I enjoyed Ronald Bailey's "Peak Oil Panic" (May 2006), but cannot agree on many points. Mexico's Cantarell field has peaked and is going into decline. That is the third largest field ever found. Kuwait recently reduced its claimed reserves by fro percent, taking percent of global reserves off of the table. Its Burgan field has peaked below where it had been projected to peak and it is expected to begin to decline after a brief plateau period. So much for the second largest field ever discovered.
Most recently, Saudi Aramco revealed that its production will fall at about 8 percent a year, but they think they can reduce the decline to 2 percent a year by in-fill drilling and reservoir management. The Ghawar field has been the backbone of Saudi production for many decades. The Saudis have been struggling with declining well productivity and growing water cut, and are running out of options. They now pump about 12 million gallons of salt water into the Ghawar to maintain reservoir pressure, and more and more of it is finding its way to the well heads. The space between the gas cap and the water table shrinks every year. Now they are plugging vertical wells and running new horizontal wells with lots of side branches. It won't end up producing more oil; it just accelerates depletion and makes the final decline steeper.
The 10 percent yearly decline in North Sea Norsk and U.K. fields ought to be warning us of Ghawar's future. The Saudis have the best technology and reservoir management team in the world, but you can't pump what is not there. When shortfalls have occurred recently, they were only able to bring additional, undesirable heavy/sour crude to market. The Saudi peaking announcement was bad news for the planet. They will never pump the volume of oil the cornucopians have predicted. Incidentally, the Saudis have used advanced secondary reservoir management techniques right from the start. There is no backup plan to get a second life out of their fields.
I really don't see any credibility in pronouncements from economists, political hacks, or AM shout-radio wackos that lots more oil or a cheap suitable replacement will come along and save us. I much prefer the wisdom of people who know something about the business.

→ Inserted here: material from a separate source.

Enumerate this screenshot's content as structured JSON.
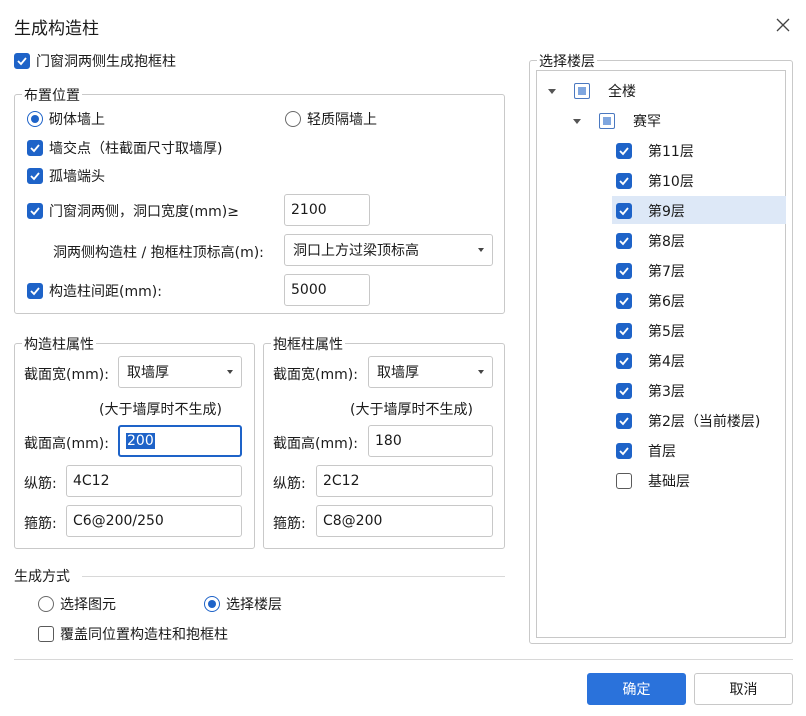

The brewing natural gas disaster is going to be great fun too. It is likely that natural gas hookups will end in a few years, given the lack of exploration success with 63 percent more drilling rigs in the field since 2003. I...